→ **EXERCISE DESCRIPTION**
All lines with the word "Selects" in the material below are required.

→ **SUPPLIED MATERIAL**
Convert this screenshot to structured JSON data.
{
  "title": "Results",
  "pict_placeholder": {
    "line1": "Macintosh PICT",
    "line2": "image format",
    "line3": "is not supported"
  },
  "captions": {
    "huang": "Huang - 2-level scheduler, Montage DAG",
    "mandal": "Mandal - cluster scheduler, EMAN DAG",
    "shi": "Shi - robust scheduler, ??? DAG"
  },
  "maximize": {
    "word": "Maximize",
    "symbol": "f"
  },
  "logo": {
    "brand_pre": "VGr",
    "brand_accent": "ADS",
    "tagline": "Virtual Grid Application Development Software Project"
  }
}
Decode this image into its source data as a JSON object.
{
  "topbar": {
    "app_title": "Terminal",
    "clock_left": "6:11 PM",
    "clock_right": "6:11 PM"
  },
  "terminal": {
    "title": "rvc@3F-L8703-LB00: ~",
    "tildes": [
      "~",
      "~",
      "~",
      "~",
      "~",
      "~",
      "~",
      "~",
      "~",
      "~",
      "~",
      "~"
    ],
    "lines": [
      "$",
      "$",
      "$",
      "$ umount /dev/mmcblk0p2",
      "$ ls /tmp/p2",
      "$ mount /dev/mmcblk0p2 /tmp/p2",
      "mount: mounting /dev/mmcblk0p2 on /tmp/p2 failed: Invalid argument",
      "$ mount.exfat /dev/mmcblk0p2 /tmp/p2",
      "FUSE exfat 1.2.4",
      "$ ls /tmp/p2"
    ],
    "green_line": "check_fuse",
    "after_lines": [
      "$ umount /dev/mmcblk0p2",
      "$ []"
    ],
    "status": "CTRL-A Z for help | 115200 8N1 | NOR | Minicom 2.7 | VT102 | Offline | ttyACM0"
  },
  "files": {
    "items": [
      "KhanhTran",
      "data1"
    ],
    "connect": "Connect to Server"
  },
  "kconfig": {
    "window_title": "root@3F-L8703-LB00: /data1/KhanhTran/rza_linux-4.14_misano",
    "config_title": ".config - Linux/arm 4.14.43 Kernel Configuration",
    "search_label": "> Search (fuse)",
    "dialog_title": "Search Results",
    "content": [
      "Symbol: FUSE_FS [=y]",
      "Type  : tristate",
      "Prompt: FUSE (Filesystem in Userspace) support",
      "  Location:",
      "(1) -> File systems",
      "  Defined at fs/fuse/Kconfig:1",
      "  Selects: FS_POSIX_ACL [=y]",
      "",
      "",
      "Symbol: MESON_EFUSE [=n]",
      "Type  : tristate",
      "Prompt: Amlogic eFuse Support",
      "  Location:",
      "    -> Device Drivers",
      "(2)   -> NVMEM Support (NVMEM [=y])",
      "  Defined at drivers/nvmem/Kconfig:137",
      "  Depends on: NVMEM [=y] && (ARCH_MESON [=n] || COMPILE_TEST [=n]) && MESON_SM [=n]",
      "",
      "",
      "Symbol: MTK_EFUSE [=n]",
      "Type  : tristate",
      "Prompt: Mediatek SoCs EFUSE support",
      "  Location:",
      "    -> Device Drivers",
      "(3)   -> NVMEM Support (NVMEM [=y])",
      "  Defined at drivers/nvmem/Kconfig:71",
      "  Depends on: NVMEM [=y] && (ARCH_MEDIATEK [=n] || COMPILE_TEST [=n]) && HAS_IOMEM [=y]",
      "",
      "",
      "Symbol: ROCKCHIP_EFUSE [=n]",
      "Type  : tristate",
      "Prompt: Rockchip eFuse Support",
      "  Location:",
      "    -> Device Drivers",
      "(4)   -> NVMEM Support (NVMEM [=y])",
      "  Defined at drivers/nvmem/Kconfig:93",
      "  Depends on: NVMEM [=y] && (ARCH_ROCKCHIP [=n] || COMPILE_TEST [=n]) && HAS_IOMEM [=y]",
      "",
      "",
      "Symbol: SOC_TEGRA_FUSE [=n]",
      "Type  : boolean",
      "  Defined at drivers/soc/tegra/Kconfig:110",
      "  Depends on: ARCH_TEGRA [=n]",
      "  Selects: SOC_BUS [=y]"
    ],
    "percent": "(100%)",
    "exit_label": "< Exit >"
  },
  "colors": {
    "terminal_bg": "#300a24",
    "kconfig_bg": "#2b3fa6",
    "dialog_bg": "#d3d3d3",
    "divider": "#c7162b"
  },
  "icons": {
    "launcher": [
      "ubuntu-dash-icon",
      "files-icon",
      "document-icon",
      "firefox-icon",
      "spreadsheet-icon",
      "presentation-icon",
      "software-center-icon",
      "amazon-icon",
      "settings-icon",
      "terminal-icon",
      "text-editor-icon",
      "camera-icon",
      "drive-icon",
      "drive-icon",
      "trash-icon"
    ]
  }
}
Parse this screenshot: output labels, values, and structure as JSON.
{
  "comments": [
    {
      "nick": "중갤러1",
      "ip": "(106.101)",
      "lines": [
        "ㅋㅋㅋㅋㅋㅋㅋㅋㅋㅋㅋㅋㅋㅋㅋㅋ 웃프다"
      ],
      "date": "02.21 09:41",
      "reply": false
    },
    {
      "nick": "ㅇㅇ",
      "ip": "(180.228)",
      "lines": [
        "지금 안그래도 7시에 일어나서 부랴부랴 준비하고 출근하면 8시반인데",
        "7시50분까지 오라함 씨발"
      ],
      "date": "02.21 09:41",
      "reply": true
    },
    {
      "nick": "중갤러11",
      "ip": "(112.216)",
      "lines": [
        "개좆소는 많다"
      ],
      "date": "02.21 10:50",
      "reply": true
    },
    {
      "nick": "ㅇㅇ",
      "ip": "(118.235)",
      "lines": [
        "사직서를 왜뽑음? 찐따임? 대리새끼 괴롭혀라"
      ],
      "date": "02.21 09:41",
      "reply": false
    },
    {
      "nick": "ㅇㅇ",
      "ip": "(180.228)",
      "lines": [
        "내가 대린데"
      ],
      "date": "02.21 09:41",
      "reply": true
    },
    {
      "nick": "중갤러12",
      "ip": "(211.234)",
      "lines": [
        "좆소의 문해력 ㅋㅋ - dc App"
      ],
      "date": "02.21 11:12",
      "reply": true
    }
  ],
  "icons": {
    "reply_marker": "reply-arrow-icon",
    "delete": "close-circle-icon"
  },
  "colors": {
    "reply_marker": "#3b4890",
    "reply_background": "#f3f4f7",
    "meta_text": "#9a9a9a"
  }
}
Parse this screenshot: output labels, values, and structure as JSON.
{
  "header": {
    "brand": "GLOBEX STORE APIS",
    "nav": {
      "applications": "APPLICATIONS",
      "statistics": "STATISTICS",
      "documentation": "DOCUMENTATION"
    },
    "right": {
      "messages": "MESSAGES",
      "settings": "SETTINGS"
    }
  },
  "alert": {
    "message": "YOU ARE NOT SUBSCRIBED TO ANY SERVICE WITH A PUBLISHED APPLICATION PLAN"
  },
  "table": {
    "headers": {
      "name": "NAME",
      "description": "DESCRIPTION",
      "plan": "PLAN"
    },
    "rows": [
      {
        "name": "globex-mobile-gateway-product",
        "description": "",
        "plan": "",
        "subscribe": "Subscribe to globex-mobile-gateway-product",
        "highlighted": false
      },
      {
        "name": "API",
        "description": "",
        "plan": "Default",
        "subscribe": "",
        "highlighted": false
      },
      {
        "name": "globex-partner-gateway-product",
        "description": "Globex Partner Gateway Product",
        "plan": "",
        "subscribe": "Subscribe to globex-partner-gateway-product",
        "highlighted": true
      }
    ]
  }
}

→ **EXPECTED ANSWER**
      "  Selects: FS_POSIX_ACL [=y]",
      "  Selects: SOC_BUS [=y]"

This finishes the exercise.